It’s not about the table, whether it’s square or round. It’s not about the chairs—plastic or wooden. It’s not about the food, although it helps if it has been cooked with love. A good meal is enjoyed when we turn off the TV and our cell phones and concentrate on those we’re with.
John Chrysostom (347–407), archbishop of Constantinople, said this about friendship: “Such is friendship, that through it we love places and seasons; for as . . . flowers drop their sweet leaves on the ground around them, so friends impart favor even to the places where they dwell.”
I have one of those friends who seems to be better than I am at just about everything. He is smarter; he thinks more deeply; and he knows where to find better books to read. He is even a better golfer. Spending time with him challenges me to become a better, more thoughtful person. His standard of excellence spurs me on to greater things.
Our granddaughter Julia spent the summer working in an orphanage in Busia, Uganda. On the final day of her internship, she went to the children to tell each one goodbye. One little girl named Sumaya was very sad and said to her, “Tomorrow you leave us, and next week the other aunties [interns] leave.”
Friendship is one of life’s greatest gifts. True friends seek a special kind of good for their friends: the highest good, which is that they might know God and love Him with all of their heart, soul, and mind. German pastor and martyr Dietrich Bonhoeffer said, “The aim of friendship is exclusively determined by what God’s will is for the other person.”
I met my friend Angie for lunch after having not seen her for several months. At the end of our time together, she pulled out a piece of paper with notes from our previous get-together. It was a list of my prayer requests she had been praying for since then. She went through each one and asked if God had answered yet or if there were any updates. And then we talked about her prayer requests. How encouraging to have a praying friend!
Social networks on the Internet are on the rise. Even when separated by great distance, people are still able to gain insights and a listening ear from peers on-line. Blogs, Twitter, e-mail, and Web links add to the ways we can receive and give spiritual guidance.

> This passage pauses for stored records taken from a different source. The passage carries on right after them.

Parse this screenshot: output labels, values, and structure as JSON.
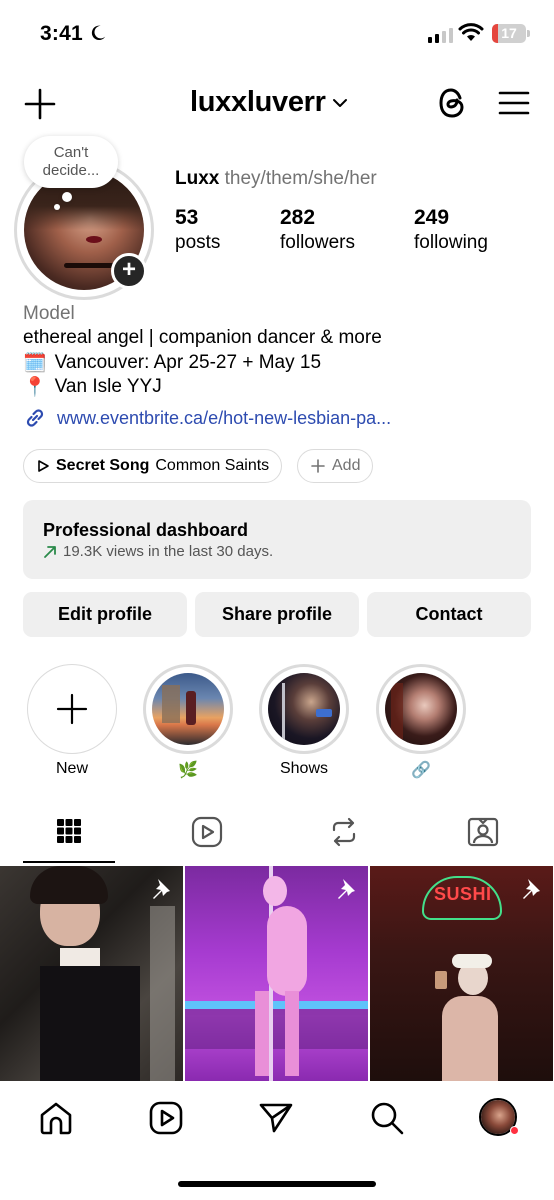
{
  "status_bar": {
    "time": "3:41",
    "battery": "17",
    "battery_level": 0.17,
    "battery_color": "#e5463e"
  },
  "header": {
    "username": "luxxluverr",
    "icons": [
      "plus-icon",
      "chevron-down-icon",
      "threads-icon",
      "menu-icon"
    ]
  },
  "profile": {
    "note": "Can't decide...",
    "display_name": "Luxx",
    "pronouns": "they/them/she/her",
    "stats": [
      {
        "value": "53",
        "label": "posts"
      },
      {
        "value": "282",
        "label": "followers"
      },
      {
        "value": "249",
        "label": "following"
      }
    ],
    "category": "Model",
    "bio": [
      {
        "icon": "",
        "text": "ethereal angel | companion dancer & more"
      },
      {
        "icon": "🗓️",
        "text": "Vancouver: Apr 25-27 + May 15"
      },
      {
        "icon": "📍",
        "text": "Van Isle YYJ"
      }
    ],
    "link": "www.eventbrite.ca/e/hot-new-lesbian-pa...",
    "link_color": "#2d4bb0"
  },
  "music": {
    "song": "Secret Song",
    "artist": "Common Saints",
    "add_label": "Add"
  },
  "dashboard": {
    "title": "Professional dashboard",
    "subtitle": "19.3K views in the last 30 days.",
    "trend_color": "#2a8a4a"
  },
  "buttons": {
    "edit": "Edit profile",
    "share": "Share profile",
    "contact": "Contact"
  },
  "highlights": [
    {
      "label": "New"
    },
    {
      "label": "🌿"
    },
    {
      "label": "Shows"
    },
    {
      "label": "🔗"
    }
  ],
  "tabs": [
    "grid-icon",
    "reels-icon",
    "reposts-icon",
    "tagged-icon"
  ],
  "grid": [
    {
      "pinned": true
    },
    {
      "pinned": true,
      "overlay_text": ""
    },
    {
      "pinned": true,
      "sign_text": "SUSHI"
    }
  ],
  "bottom_nav": [
    "home-icon",
    "reels-icon",
    "messages-icon",
    "search-icon",
    "profile-avatar"
  ]
}
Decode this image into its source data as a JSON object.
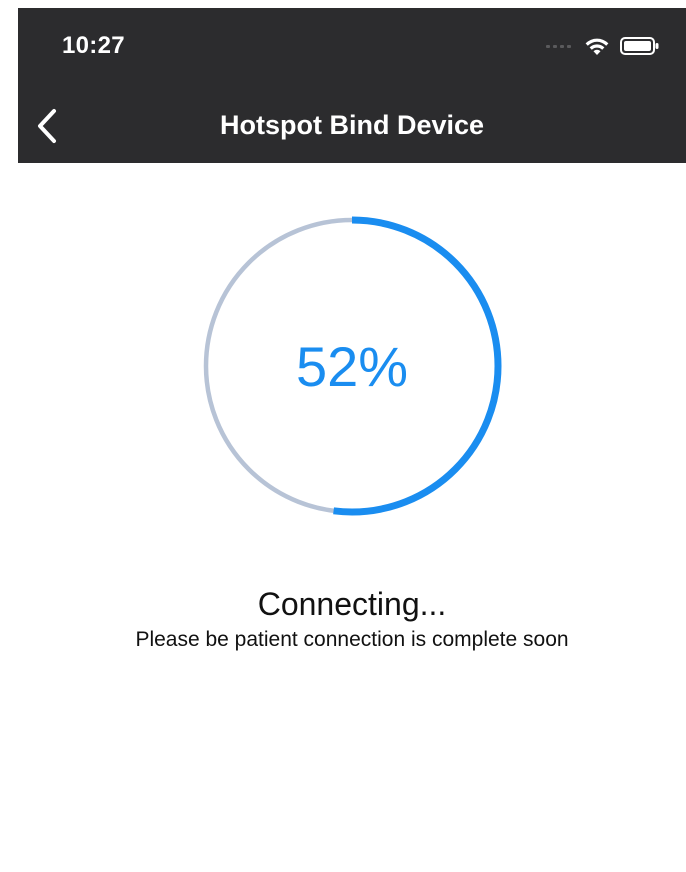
{
  "status_bar": {
    "time": "10:27"
  },
  "nav": {
    "title": "Hotspot Bind Device",
    "back_icon": "chevron-left-icon"
  },
  "progress": {
    "percent": 52,
    "label": "52%",
    "track_color": "#b7c3d6",
    "fill_color": "#1a8df0"
  },
  "status": {
    "title": "Connecting...",
    "subtitle": "Please be patient connection is complete soon"
  },
  "colors": {
    "header_bg": "#2c2c2e",
    "background": "#ffffff",
    "accent": "#1a8df0"
  }
}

Many high school students with autism or Down syndrome feel excluded and ignored. They often eat alone in a crowded cafeteria because other students don’t know how to relate to them or simply don’t care. To address this need, speech therapist Barbara Palilis began “Circle of Friends”—a program that pairs students with disabilities with nondisabled peers for lunch dates and social activities. Through this outreach, special-needs students and those nondisabled peers who befriend them continue to be enriched and changed through the gift of acceptance, friendship, and understanding.